Open for just seven months and running low on cash, the operators of the McKamey Animal Care and Adoption Center face tough decisions.
And now they’ll have to do it without two of their top leaders.
On Monday, just a week after the center’s executive director, Dr. Amanda Wojtalik-Courter, said she would part ways with the facility, the McKamey board chairman also resigned.
Dan Alderman would not say why he was leaving, but there were signs from others close to the center’s operations that issues with finances were at the heart of both departures.
While the shelter has placed many animals in homes, officials say it’s been flooded with pets over the past seven months. With that high head count came low charitable donations and a fixed $1.1 million allocation from the city. Leaders say the center was over budget every month since it opened.
“We feel like Amanda did a wonderful job,” said Ann Ball, the former board vice chairwoman who now steps into Mr. Alderman’s position. “Just look at that building ... she’s widely respected in the community, but we need someone who is a business manager, someone who is more than a vet, and Amanda realizes that.”

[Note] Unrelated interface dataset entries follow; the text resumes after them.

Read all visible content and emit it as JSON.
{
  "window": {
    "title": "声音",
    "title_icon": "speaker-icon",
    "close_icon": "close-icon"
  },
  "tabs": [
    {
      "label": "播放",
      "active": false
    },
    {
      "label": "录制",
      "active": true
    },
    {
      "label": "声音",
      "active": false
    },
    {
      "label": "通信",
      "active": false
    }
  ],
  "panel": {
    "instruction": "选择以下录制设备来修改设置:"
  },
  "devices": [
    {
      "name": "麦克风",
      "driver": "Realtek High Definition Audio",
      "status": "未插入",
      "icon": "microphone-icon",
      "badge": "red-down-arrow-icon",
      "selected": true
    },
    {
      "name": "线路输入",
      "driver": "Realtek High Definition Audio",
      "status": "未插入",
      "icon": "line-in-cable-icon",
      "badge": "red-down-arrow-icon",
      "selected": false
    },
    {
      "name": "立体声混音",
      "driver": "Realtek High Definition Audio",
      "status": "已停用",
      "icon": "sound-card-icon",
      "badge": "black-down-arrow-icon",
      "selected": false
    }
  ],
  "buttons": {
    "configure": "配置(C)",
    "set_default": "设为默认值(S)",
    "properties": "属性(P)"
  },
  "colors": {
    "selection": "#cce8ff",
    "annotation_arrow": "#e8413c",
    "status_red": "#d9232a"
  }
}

Three telephone messages left by the Times Free Press seeking comment from Dr. Wojtalik-Courter were not returned over the last week.
The Chattanooga-born, Yale-educated veterinarian oversaw the construction of the $6.5 million facility on North Access Road, but the opening was not smooth.
The McKamey center almost immediately was overwhelmed by a seemingly unending flow of kittens — a usual product of summertime breeding. Then dogs at the shelter were stricken with kennel cough. In the months that followed, the center packed in 300 animals beyond its capacity.
McKamey was formed when the city announced it would pull its contract from the Hamilton County Humane Education Society and instead hand over animal collection — previously a division of the police department — as well as care and adoption services to McKamey. The Humane Society, located in Highland Park, still handles strays for the unincorporated county and a handful of outlying communities.
On Wednesday evening, the center’s board will hold its first meeting since the resignations. The center’s Web site lists a new operations manager, Paula Hurn. Ms. Ball said she wasn’t sure if the board was leaning toward hiring a full-time veterinarian to replace Dr. Wojtalik-Courter as well as someone to handle finances.
BIG HEARTS ON A BUDGET
Chattanooga City Councilman Jack Benson, the center’s biggest booster on the council, said he was distressed to see animals in cages lining the 26,000-square-foot facility as the center’s population swelled beyond its intended 500-pet maximum.
Ms. Ball said there were 800 animals at the facility at one point. Both she and Mr. Benson said that sort of unyielding compassion can’t happen at a facility charged with accepting an entire city’s strays.
“We are not a no-kill shelter. We never have been. As long as you are the city’s animal shelter ... you have to take every animal that is brought to you,” Ms. Ball said. “You can’t warehouse animals. It’s not anything that anyone wants to do, but being a no-kill shelter is where we would like to be ... we are not there yet.”
Dr. Wojtalik-Courter and others have said center workers would not kill animals for space reasons. Ms. Ball said she did not know if healthy, adoptable animals had been euthanized since the facility was opened. But Mr. Benson said such measures are necessary if the facility is going to stand on its own and operate within the funds allocated by the city.
“I went over there a week or two ago and all the employees were all enthused and celebrating ... because they had just adopted a dog that had been in the shelter since July,” Mr. Benson said. “That’s wonderful, but we’re not in the kennel business. We are in the animal shelter business.”
THROWING A BONE
Ms. Ball said the facility had both misjudged its expenses and run over budget, but it also had been hurt by a slowdown in charitable giving.
She said recently implemented controls are aimed at tamping down expenses between now and the end of the fiscal year. The board is working on a new financial plan, and Ms. Ball said shelter officials likely will ask the city for more money.
Mayor Ron Littlefield still supports the shelter, but he’s not promising any additional financial support, said Richard Beeland, the mayor’s spokesman.
“There were some issues with the shelter in the beginning ... and we’re working to come to a solution on those,” Mr. Beeland said. “But we’ll just have to wait and see on the funding issue.”
Mr. Benson said he would support such a request only if the shelter could show it had solid financial controls. He said the city may be able to offer a loan to the facility if it continues to run in the red.
“We can help see them through, but we want to make sure this doesn’t occur every year,” Mr. Benson said.